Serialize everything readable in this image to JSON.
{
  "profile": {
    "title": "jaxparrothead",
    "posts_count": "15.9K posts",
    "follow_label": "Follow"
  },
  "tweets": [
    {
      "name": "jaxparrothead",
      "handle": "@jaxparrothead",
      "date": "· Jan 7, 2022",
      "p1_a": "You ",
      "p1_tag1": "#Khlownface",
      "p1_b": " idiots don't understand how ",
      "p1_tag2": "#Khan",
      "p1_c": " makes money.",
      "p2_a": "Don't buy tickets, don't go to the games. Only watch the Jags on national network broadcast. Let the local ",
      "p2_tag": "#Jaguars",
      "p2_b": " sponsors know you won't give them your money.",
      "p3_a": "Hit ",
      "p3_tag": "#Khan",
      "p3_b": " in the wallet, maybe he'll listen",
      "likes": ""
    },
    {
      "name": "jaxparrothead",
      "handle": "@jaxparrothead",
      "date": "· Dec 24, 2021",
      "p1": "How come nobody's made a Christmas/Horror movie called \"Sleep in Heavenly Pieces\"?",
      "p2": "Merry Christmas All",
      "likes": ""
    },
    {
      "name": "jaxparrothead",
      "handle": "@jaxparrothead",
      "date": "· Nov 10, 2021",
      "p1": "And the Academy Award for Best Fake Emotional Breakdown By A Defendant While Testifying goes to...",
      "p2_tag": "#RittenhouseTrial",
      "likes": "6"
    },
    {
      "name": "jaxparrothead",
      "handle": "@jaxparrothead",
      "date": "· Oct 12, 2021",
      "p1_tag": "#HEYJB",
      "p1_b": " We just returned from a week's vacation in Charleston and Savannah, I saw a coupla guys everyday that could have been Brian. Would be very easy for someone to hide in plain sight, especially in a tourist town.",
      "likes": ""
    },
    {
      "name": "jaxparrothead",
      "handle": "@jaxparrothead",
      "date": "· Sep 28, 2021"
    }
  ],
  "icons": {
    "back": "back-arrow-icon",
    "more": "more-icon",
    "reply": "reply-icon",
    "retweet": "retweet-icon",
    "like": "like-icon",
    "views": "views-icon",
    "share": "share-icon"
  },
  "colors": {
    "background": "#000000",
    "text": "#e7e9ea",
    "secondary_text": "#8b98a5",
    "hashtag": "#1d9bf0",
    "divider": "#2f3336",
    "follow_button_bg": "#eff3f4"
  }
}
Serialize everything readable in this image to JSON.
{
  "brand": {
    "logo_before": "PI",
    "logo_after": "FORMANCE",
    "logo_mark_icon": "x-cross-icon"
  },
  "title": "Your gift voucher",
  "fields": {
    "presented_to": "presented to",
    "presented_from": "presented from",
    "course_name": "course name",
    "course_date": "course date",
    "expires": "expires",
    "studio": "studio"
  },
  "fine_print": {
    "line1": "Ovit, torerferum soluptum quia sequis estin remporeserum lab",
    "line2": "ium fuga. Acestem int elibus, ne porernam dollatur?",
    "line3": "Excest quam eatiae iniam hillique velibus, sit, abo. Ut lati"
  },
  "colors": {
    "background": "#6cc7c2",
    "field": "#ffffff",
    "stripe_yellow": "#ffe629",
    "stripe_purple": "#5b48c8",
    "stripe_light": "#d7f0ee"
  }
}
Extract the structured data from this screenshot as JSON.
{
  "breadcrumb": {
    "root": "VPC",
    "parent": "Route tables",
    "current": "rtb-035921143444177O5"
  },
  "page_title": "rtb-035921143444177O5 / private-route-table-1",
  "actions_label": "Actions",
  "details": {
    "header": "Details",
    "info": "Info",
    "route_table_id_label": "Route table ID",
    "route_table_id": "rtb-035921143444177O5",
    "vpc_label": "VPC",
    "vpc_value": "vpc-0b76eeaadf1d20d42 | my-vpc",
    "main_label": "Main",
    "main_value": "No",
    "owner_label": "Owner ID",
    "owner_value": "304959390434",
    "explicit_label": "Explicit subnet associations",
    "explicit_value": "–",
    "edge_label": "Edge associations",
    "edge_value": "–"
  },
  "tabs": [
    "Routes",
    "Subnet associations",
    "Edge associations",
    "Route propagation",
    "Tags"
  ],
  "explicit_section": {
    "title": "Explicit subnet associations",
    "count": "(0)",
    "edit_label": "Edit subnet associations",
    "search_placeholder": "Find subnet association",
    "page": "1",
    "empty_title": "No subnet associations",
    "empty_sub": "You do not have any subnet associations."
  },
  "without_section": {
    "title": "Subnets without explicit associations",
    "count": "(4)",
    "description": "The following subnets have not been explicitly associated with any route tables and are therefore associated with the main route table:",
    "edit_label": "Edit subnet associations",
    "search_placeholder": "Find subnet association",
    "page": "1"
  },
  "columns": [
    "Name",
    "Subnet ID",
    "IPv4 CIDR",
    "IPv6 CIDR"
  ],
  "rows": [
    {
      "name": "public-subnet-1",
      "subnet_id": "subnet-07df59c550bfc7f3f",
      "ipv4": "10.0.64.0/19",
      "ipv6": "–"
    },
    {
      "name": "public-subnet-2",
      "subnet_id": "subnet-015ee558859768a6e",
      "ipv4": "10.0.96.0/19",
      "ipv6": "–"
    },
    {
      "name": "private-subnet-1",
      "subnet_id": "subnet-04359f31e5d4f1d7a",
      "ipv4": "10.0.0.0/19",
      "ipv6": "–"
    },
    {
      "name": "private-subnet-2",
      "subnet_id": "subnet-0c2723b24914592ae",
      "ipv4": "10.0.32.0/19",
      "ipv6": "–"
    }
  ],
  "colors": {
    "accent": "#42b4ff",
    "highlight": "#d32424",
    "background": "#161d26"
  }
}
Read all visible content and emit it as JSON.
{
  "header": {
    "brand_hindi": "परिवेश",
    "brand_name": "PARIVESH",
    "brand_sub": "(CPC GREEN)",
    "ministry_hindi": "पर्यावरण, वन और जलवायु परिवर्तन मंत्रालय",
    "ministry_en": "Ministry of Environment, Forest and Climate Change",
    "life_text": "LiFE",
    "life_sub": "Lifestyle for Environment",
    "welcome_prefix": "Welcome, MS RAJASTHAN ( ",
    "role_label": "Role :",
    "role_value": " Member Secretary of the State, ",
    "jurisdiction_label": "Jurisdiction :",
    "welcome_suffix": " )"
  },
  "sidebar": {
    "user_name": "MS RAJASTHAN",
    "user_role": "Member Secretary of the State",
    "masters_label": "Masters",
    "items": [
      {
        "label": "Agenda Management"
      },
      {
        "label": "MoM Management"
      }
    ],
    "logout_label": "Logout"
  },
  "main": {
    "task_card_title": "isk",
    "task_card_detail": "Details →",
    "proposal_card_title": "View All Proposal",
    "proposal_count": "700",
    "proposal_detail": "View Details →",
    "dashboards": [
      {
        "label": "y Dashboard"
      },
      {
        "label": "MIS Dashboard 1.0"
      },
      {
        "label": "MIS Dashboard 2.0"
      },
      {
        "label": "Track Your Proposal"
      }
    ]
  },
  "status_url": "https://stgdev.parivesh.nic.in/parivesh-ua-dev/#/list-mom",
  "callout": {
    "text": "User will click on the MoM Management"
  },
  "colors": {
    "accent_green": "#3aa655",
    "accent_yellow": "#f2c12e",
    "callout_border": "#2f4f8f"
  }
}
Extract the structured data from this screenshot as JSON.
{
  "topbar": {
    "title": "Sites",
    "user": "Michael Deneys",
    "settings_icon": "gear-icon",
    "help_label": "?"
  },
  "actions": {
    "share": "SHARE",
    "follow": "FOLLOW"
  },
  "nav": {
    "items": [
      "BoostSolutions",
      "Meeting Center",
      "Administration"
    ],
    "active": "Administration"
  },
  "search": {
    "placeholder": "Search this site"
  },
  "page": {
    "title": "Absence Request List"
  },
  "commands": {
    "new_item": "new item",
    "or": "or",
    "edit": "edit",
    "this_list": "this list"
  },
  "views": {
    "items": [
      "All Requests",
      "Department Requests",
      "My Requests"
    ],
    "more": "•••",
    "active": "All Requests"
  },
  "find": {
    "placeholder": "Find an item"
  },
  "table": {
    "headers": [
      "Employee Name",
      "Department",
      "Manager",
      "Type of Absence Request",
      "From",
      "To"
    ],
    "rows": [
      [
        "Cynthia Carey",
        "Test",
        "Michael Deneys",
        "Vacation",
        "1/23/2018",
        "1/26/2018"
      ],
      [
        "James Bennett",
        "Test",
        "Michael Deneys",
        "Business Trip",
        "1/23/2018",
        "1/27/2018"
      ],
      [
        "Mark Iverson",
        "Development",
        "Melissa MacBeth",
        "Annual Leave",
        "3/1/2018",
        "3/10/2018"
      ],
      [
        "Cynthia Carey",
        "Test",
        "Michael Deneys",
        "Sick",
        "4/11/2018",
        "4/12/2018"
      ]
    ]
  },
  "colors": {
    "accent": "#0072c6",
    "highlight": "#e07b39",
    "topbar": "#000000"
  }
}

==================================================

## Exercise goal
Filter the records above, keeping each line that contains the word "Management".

## Task answer
        "label": "Agenda Management"
        "label": "MoM Management"
    "text": "User will click on the MoM Management"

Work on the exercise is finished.